:: Entries supplied ::
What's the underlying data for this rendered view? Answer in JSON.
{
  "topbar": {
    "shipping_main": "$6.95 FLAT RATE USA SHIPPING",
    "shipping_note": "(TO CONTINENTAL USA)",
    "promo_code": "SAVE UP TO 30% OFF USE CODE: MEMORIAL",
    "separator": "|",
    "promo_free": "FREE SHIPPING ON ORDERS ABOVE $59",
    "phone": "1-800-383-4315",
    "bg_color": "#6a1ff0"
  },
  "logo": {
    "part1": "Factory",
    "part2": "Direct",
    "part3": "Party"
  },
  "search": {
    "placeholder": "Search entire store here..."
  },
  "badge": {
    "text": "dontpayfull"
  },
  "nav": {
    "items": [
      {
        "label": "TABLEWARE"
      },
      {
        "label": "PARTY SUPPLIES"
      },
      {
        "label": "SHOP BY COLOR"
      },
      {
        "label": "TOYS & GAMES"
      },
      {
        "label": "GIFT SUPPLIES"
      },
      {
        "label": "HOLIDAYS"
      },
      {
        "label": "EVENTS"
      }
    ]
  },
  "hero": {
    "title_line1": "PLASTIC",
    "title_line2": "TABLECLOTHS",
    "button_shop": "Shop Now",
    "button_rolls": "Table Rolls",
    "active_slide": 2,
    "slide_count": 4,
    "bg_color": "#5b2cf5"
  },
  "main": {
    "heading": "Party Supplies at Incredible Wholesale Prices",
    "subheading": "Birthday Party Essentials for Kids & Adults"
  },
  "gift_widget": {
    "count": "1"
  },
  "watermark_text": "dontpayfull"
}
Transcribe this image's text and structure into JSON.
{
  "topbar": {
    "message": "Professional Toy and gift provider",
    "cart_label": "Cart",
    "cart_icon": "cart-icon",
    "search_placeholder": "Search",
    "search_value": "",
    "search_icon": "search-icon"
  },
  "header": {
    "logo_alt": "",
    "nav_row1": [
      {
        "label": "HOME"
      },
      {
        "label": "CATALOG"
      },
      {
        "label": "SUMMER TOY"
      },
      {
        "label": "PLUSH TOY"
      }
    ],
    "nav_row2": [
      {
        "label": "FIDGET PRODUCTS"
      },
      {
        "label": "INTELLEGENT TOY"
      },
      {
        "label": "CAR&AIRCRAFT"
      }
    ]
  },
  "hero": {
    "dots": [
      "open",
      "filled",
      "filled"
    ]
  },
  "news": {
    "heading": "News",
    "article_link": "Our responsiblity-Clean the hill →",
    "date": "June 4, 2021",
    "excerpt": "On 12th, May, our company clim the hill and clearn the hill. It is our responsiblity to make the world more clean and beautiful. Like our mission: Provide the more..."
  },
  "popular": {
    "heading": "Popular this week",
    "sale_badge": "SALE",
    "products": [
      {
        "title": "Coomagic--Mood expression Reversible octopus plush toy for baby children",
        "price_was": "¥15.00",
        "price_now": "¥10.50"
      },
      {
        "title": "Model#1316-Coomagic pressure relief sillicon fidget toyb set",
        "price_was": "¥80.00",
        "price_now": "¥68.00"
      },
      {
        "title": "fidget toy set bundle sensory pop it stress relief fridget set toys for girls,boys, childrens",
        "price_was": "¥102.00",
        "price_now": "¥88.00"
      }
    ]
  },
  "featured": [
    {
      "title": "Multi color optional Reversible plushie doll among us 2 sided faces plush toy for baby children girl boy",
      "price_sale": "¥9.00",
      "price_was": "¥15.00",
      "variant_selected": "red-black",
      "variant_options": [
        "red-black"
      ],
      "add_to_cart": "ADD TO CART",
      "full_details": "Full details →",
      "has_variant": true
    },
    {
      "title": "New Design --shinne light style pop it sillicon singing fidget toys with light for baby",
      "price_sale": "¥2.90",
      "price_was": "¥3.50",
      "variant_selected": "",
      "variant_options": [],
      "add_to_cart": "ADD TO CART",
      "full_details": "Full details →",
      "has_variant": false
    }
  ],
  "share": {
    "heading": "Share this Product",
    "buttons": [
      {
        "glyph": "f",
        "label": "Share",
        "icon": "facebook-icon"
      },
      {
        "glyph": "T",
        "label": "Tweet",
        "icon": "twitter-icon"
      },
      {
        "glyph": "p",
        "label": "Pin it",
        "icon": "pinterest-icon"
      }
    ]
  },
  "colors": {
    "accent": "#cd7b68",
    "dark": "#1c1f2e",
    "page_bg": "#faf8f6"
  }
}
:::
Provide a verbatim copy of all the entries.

• [Finished task]:
What's the underlying data for this rendered view? Answer in JSON.
{
  "topbar": {
    "shipping_main": "$6.95 FLAT RATE USA SHIPPING",
    "shipping_note": "(TO CONTINENTAL USA)",
    "promo_code": "SAVE UP TO 30% OFF USE CODE: MEMORIAL",
    "separator": "|",
    "promo_free": "FREE SHIPPING ON ORDERS ABOVE $59",
    "phone": "1-800-383-4315",
    "bg_color": "#6a1ff0"
  },
  "logo": {
    "part1": "Factory",
    "part2": "Direct",
    "part3": "Party"
  },
  "search": {
    "placeholder": "Search entire store here..."
  },
  "badge": {
    "text": "dontpayfull"
  },
  "nav": {
    "items": [
      {
        "label": "TABLEWARE"
      },
      {
        "label": "PARTY SUPPLIES"
      },
      {
        "label": "SHOP BY COLOR"
      },
      {
        "label": "TOYS & GAMES"
      },
      {
        "label": "GIFT SUPPLIES"
      },
      {
        "label": "HOLIDAYS"
      },
      {
        "label": "EVENTS"
      }
    ]
  },
  "hero": {
    "title_line1": "PLASTIC",
    "title_line2": "TABLECLOTHS",
    "button_shop": "Shop Now",
    "button_rolls": "Table Rolls",
    "active_slide": 2,
    "slide_count": 4,
    "bg_color": "#5b2cf5"
  },
  "main": {
    "heading": "Party Supplies at Incredible Wholesale Prices",
    "subheading": "Birthday Party Essentials for Kids & Adults"
  },
  "gift_widget": {
    "count": "1"
  },
  "watermark_text": "dontpayfull"
}
Transcribe this image's text and structure into JSON.
{
  "topbar": {
    "message": "Professional Toy and gift provider",
    "cart_label": "Cart",
    "cart_icon": "cart-icon",
    "search_placeholder": "Search",
    "search_value": "",
    "search_icon": "search-icon"
  },
  "header": {
    "logo_alt": "",
    "nav_row1": [
      {
        "label": "HOME"
      },
      {
        "label": "CATALOG"
      },
      {
        "label": "SUMMER TOY"
      },
      {
        "label": "PLUSH TOY"
      }
    ],
    "nav_row2": [
      {
        "label": "FIDGET PRODUCTS"
      },
      {
        "label": "INTELLEGENT TOY"
      },
      {
        "label": "CAR&AIRCRAFT"
      }
    ]
  },
  "hero": {
    "dots": [
      "open",
      "filled",
      "filled"
    ]
  },
  "news": {
    "heading": "News",
    "article_link": "Our responsiblity-Clean the hill →",
    "date": "June 4, 2021",
    "excerpt": "On 12th, May, our company clim the hill and clearn the hill. It is our responsiblity to make the world more clean and beautiful. Like our mission: Provide the more..."
  },
  "popular": {
    "heading": "Popular this week",
    "sale_badge": "SALE",
    "products": [
      {
        "title": "Coomagic--Mood expression Reversible octopus plush toy for baby children",
        "price_was": "¥15.00",
        "price_now": "¥10.50"
      },
      {
        "title": "Model#1316-Coomagic pressure relief sillicon fidget toyb set",
        "price_was": "¥80.00",
        "price_now": "¥68.00"
      },
      {
        "title": "fidget toy set bundle sensory pop it stress relief fridget set toys for girls,boys, childrens",
        "price_was": "¥102.00",
        "price_now": "¥88.00"
      }
    ]
  },
  "featured": [
    {
      "title": "Multi color optional Reversible plushie doll among us 2 sided faces plush toy for baby children girl boy",
      "price_sale": "¥9.00",
      "price_was": "¥15.00",
      "variant_selected": "red-black",
      "variant_options": [
        "red-black"
      ],
      "add_to_cart": "ADD TO CART",
      "full_details": "Full details →",
      "has_variant": true
    },
    {
      "title": "New Design --shinne light style pop it sillicon singing fidget toys with light for baby",
      "price_sale": "¥2.90",
      "price_was": "¥3.50",
      "variant_selected": "",
      "variant_options": [],
      "add_to_cart": "ADD TO CART",
      "full_details": "Full details →",
      "has_variant": false
    }
  ],
  "share": {
    "heading": "Share this Product",
    "buttons": [
      {
        "glyph": "f",
        "label": "Share",
        "icon": "facebook-icon"
      },
      {
        "glyph": "T",
        "label": "Tweet",
        "icon": "twitter-icon"
      },
      {
        "glyph": "p",
        "label": "Pin it",
        "icon": "pinterest-icon"
      }
    ]
  },
  "colors": {
    "accent": "#cd7b68",
    "dark": "#1c1f2e",
    "page_bg": "#faf8f6"
  }
}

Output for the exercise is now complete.